**** THE DATA

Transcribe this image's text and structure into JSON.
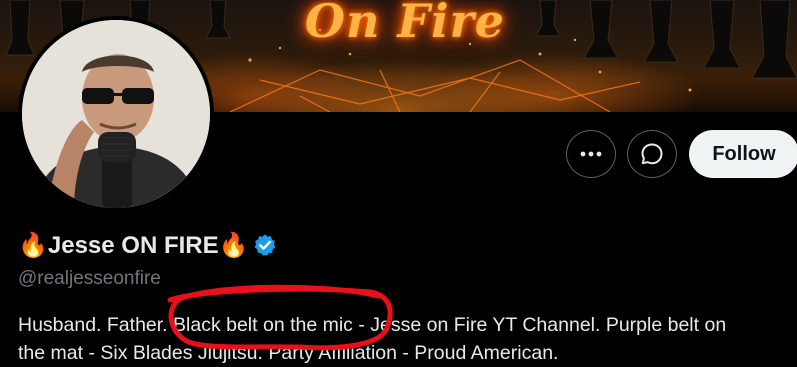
{
  "banner": {
    "title": "On Fire"
  },
  "profile": {
    "name": "🔥Jesse ON FIRE🔥",
    "handle": "@realjesseonfire",
    "verified": true,
    "bio_line1": "Husband. Father. Black belt on the mic - Jesse on Fire YT Channel. Purple belt on",
    "bio_line2": "the mat - Six Blades Jiujitsu. Party Affiliation - Proud American."
  },
  "actions": {
    "more_icon": "more-horizontal-icon",
    "message_icon": "message-bubble-icon",
    "follow_label": "Follow"
  },
  "colors": {
    "background": "#000000",
    "text": "#e7e9ea",
    "secondary_text": "#71767b",
    "verified_blue": "#1d9bf0",
    "button_border": "#536471",
    "follow_bg": "#eff3f4",
    "annotation_red": "#e8101b"
  }
}
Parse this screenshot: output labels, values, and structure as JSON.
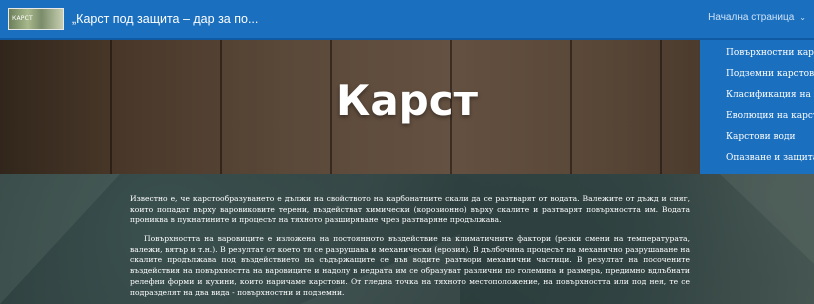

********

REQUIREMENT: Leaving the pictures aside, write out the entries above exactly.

WRITTEN RESPONSE:
Transcribe this image's text and structure into JSON.
{
  "banner": {
    "title": "On Fire"
  },
  "profile": {
    "name": "🔥Jesse ON FIRE🔥",
    "handle": "@realjesseonfire",
    "verified": true,
    "bio_line1": "Husband. Father. Black belt on the mic - Jesse on Fire YT Channel. Purple belt on",
    "bio_line2": "the mat - Six Blades Jiujitsu. Party Affiliation - Proud American."
  },
  "actions": {
    "more_icon": "more-horizontal-icon",
    "message_icon": "message-bubble-icon",
    "follow_label": "Follow"
  },
  "colors": {
    "background": "#000000",
    "text": "#e7e9ea",
    "secondary_text": "#71767b",
    "verified_blue": "#1d9bf0",
    "button_border": "#536471",
    "follow_bg": "#eff3f4",
    "annotation_red": "#e8101b"
  }
}
Parse this screenshot: output labels, values, and structure as JSON.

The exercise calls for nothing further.